“I’d like thank everyone for participating in Lights on Afterschool and for reminding Hawaiʻi that afterschool programs are an important part of the lives of our keiki and should be made available for all school-aged children,” Lt. Governor Tsutsui told the crowd. “Because we recognize the importance of afterschool programs, I started an initiative called R.E.A.C.H., which is designed to provide academic enrichment, athletics, and arts and culture to our middle/intermediate school students during the afterschool hours throughout our state.”
“Lights On Afterschool celebrates the skills students learn at our afterschool programs,” Lt. Governor Shan S. Tsutsui told the crowd. “It is a powerful reminder that afterschool programs keep children safe, inspire them to learn, and relieve working parents of worries about how their children spend their afternoons. Unfortunately, we don’t have enough afterschool programs, and too many kids are unsupervised and exposed to crime or other risks each afternoon. We need to open more programs and protect the programs we have. I am personally committed to doing all I can to ensure that, in the very near future, every child in Hawaiʻi who needs an afterschool program has one.”
“We are all extremely proud of our afterschool students and the incredible work they’re doing,” said Paula Adams, Program Director, Kahoʻomiki. “Afterschool programs do an outstanding job of keeping kids safe, inspiring them to learn, and helping working families.” Paula Adams serves as an Afterschool Ambassador for Hawaiʻi for the Afterschool Alliance.
At this year’s Lights On events, communities are rallying behind afterschool, urging Members of Congress not to deny or divert funds intended for afterschool programs.
For the seventh year in a row, the Empire State Building is scheduled to be bathed in yellow light on the evening of October 17 in support of the nationwide Lights on Afterschool rally. In addition, for the second year in a row, Bright House Networks is sponsoring a Lights On Afterschool Photo Contest on Facebook. Afterschool programs can submit photos showing how they celebrated Lights On Afterschool and the vibrancy of afterschool programs in their communities, and people can vote for their favors.
A steady stream of afterschool evaluations reveals gains in academic achievement among children in these programs, as well as gains in safety, discipline, attendance and avoiding risky behaviors. In addition, researchers have found that afterschool programs encourage increased parental involvement, an important building block for student success.
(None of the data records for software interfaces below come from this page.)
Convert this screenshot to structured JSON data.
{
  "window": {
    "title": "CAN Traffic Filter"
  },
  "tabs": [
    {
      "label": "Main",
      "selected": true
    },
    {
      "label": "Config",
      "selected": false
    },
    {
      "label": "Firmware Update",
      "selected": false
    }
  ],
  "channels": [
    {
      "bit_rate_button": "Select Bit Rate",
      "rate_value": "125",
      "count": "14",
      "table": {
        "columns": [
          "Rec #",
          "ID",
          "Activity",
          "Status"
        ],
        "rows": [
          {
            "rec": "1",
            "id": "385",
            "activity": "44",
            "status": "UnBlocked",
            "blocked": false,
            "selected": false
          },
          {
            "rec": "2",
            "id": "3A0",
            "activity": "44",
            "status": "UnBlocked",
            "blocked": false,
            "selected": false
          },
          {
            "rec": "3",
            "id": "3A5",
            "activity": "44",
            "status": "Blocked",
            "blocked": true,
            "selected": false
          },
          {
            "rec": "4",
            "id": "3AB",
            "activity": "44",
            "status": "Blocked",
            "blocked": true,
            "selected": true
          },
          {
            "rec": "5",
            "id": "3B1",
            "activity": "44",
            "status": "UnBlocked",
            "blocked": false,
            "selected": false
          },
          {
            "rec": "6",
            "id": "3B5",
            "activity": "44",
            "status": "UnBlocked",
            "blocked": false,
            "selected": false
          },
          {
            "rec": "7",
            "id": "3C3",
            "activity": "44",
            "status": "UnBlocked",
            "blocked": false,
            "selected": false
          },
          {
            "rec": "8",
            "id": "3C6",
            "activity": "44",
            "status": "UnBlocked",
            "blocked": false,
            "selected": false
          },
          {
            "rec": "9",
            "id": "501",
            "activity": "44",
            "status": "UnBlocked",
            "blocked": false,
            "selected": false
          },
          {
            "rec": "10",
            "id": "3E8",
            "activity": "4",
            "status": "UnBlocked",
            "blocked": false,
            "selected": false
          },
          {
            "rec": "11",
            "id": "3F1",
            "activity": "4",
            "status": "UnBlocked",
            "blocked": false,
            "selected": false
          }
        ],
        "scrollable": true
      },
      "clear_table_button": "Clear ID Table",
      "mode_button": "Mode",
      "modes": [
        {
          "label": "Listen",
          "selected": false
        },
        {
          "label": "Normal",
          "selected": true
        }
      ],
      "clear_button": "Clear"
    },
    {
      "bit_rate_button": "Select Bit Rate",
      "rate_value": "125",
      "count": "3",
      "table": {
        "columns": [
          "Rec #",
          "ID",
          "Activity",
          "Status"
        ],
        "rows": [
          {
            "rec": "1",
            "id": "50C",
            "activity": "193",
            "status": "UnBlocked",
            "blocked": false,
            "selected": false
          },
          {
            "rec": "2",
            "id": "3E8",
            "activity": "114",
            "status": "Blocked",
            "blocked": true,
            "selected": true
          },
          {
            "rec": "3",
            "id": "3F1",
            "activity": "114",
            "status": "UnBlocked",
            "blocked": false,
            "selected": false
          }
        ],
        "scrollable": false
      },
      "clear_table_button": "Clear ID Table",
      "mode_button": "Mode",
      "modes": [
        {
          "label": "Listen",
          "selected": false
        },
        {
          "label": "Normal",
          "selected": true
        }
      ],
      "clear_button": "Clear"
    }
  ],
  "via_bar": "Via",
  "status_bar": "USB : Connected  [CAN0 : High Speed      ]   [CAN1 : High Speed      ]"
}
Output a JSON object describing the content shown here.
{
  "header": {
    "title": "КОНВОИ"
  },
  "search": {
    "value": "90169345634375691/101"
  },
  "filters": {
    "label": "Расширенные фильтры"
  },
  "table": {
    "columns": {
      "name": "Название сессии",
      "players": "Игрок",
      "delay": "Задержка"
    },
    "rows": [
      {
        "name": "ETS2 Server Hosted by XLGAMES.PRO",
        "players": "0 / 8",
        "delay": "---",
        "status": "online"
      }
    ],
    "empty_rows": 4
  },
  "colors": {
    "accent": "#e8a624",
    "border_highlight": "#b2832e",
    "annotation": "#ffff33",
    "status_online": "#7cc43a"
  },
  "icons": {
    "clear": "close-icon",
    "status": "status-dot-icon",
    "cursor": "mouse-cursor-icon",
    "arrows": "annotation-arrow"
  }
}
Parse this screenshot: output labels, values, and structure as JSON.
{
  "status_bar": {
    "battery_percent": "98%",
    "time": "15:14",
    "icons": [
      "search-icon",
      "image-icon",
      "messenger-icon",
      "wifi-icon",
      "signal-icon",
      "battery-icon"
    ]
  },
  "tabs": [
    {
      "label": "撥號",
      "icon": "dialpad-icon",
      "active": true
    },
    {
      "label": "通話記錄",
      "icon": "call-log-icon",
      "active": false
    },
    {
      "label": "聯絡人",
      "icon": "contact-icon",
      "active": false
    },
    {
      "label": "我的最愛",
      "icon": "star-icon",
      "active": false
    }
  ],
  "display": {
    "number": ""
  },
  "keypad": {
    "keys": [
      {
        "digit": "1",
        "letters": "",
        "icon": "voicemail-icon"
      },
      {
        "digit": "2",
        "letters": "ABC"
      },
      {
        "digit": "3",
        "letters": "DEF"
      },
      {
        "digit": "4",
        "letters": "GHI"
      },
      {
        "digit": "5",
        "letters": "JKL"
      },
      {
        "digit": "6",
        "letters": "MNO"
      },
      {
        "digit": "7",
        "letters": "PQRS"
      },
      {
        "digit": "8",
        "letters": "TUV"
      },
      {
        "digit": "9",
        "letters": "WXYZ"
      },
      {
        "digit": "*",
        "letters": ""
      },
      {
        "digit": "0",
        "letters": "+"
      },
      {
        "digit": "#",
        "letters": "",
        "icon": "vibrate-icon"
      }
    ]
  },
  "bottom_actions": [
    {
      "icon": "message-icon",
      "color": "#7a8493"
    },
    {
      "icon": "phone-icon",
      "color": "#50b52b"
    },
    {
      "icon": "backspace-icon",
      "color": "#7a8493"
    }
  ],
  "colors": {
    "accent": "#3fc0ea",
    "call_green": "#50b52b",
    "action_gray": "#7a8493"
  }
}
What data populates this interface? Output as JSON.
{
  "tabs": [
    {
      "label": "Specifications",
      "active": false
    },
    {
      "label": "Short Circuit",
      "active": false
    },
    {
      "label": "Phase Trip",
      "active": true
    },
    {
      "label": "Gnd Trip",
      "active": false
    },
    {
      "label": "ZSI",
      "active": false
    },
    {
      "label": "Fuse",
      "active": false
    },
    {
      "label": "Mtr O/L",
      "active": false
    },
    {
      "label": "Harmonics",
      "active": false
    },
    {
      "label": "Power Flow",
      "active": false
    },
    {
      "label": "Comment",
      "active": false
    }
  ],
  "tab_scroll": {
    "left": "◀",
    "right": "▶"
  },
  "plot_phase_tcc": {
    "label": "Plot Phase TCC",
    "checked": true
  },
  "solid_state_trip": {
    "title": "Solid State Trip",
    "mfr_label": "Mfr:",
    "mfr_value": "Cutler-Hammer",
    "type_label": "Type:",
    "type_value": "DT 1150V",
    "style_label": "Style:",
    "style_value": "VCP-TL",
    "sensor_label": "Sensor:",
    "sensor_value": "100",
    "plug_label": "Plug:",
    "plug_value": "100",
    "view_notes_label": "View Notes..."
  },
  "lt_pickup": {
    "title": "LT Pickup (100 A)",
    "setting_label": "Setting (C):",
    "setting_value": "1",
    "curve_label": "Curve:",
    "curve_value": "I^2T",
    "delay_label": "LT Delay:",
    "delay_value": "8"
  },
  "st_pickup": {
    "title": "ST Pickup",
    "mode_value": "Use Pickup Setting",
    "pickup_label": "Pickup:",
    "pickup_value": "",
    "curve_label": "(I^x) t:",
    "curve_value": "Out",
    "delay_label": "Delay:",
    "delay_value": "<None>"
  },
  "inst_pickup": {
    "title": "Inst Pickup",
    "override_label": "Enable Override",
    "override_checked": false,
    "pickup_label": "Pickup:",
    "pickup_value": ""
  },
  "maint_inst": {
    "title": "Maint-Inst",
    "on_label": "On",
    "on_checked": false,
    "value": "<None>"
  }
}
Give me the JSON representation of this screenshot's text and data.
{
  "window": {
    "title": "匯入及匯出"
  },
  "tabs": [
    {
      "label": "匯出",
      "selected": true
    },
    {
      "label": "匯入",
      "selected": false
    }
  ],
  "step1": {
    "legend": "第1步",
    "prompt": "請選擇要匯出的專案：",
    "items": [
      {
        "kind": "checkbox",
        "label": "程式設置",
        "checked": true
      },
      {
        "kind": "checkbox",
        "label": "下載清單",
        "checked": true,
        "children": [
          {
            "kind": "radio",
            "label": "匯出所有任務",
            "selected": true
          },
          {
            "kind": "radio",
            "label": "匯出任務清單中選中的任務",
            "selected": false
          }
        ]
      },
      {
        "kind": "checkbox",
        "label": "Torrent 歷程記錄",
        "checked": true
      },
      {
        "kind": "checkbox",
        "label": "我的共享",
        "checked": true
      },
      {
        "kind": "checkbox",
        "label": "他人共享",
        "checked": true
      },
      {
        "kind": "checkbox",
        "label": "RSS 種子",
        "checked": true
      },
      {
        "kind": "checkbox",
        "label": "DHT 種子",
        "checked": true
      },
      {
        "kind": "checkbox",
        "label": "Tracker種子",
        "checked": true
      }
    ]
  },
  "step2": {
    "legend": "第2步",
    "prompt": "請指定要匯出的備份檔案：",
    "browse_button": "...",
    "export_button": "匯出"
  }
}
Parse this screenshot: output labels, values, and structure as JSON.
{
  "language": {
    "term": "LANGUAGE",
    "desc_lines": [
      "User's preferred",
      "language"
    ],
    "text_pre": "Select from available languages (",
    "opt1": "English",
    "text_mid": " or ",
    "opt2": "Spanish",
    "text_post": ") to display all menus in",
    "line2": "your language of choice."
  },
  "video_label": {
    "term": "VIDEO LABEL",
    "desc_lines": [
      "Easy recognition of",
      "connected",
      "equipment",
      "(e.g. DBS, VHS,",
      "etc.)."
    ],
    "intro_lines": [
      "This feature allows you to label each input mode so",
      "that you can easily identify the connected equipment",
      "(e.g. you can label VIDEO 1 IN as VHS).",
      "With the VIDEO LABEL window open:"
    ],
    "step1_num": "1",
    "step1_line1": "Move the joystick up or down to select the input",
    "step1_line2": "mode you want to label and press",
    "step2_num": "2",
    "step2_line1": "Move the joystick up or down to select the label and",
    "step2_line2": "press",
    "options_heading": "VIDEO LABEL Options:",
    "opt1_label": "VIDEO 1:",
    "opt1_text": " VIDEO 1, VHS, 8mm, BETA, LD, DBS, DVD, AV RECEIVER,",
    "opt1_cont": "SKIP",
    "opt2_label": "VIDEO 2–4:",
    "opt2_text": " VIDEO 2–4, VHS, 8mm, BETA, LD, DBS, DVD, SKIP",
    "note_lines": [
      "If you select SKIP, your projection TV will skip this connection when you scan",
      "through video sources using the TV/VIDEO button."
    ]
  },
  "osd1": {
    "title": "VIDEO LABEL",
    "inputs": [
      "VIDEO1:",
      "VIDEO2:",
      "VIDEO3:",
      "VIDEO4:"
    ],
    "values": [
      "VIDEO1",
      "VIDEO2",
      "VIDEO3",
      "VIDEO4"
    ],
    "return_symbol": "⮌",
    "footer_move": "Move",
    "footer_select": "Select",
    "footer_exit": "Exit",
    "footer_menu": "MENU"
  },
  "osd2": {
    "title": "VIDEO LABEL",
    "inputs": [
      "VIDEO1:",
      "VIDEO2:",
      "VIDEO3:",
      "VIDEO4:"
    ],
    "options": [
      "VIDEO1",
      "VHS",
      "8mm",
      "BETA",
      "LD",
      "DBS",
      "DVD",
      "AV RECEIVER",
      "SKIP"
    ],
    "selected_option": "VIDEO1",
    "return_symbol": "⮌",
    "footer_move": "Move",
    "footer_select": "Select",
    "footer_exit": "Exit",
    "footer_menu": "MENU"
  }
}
More than 15 million school-age children – more than one in four kids in the United States – are unsupervised after the school day ends. The parents of 18 million children say they would enroll their kids in afterschool programs – if programs were available.